- Perhaps the other features still need to be tested, and you have to wait on it.
When you have enough programmers working on a project, the last thing is bound to happen. At a certain point in time I became aware of just how often it was happening. We started to call them traffic jams. When unattended, those traffic jams can become really big really fast. It becomes very hard to release your software once this happens, so how can we prevent these?
Keeping software releasable
Since it’s a problem that is created by many programmers, it should be solved by those programmers themselves. If you create the problem, you’re responsible for solving it. If you’re allowed to make a change to an application, you’re allowed to be a release manager for it. It puts the responsibility where it belongs. This also scales with the programming team. It’s logical for a self organizing, agile team to do it this way.
This really is a story of how a simple, low tech, maybe even childish solution was useful in a software engineering environment.
We made cards for every application. They state the name of the application with their icon, and two words: “Release manager”. When someone makes changes that would be possibly blocking for a hotfix, they receive the card of this application. This gives them the responsibility to release the application, and then put the card back.
So why do these cards work?
- They give a visual reminder that you still have work to do.
- You’re aware that this reminder is also visible for anybody that might be close to your desk.
- From a management perspective: it takes very little time to manage the releases. Basically everybody is promoted to be a release manager.
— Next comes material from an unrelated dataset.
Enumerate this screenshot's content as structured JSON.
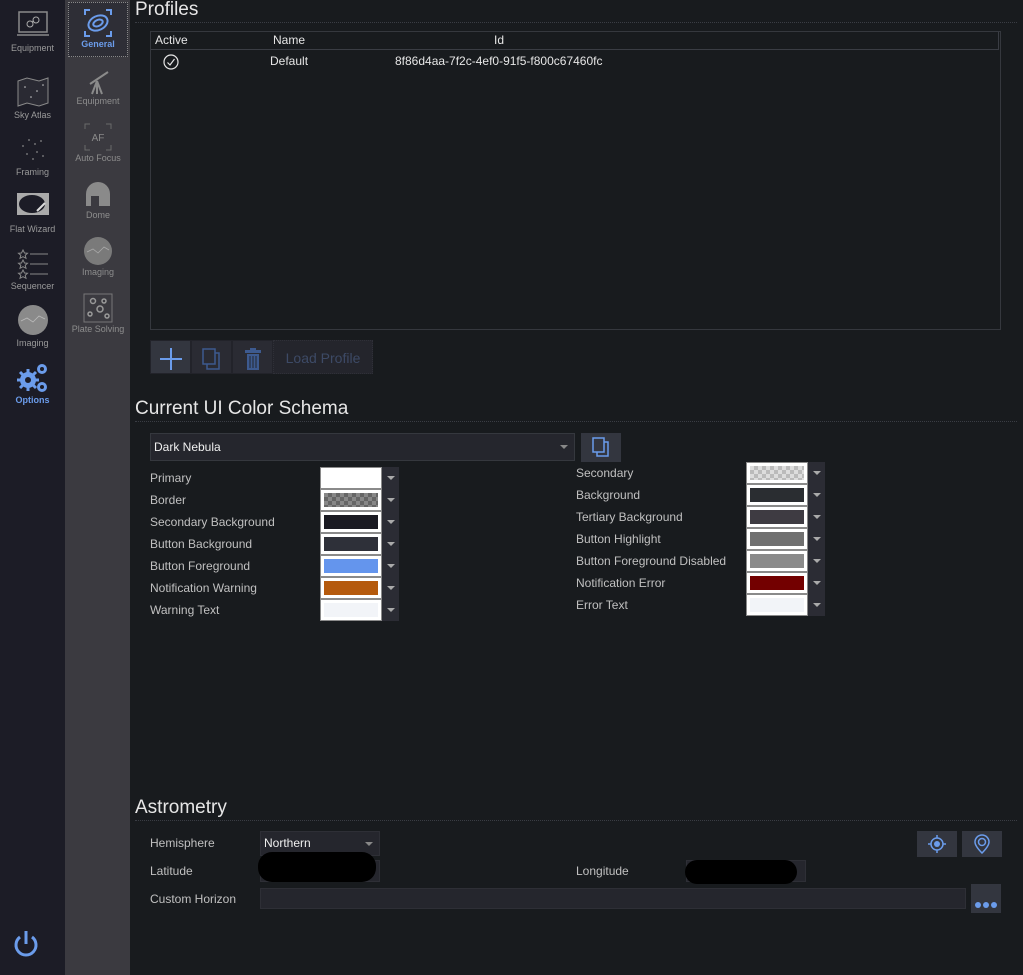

To make this work these cards have to be recognizable, hence the name and icon. The cards have to be durable, so a colleague of mine had the brilliant idea of laminating the cards. Doing so made them really robust. The cards we made are about the size of a business card.
Have a board that has all cards, so that you can see if one of the cards is missing. After a deployment the cards should be handed in again.
Problems encountered in practice
Just like any solution for any problem, there are some downsides.
- You have to measure the thing you give the cards for. If the cards do not reflect the accurate state, the system starts falling down. One way to do this is a daily e-mail, where the first person that comes into the office hands out the cards.
- Sometimes multiple people have pushed commits that are not released yet, and the card is handed to the wrong person. Just ask them to give it to the right person in that case ;-).
- Cards can get mysteriously lost at peoples desk, it can take some time to find them.
- This probably does not solve all your problems, consider using (a possible subset of?) Git flow.
This works because for a web application a release is very cheap. This might not work for you if it’s physically impossible to release your software often (cd/dvd/blu ray), you’re dependant on a third party (app store, play store) or you’re not in control of all your release environments (wordpress upgrades).
Are there other cool uses for cards like this?
Cards like these can be a good reminder for any common task within the department. It could also be used for ensuring some batch job is running. Or that there is a high prio ticket that needs to be done asap.
Anyway, try them out! They worked for my use case, so why not yours?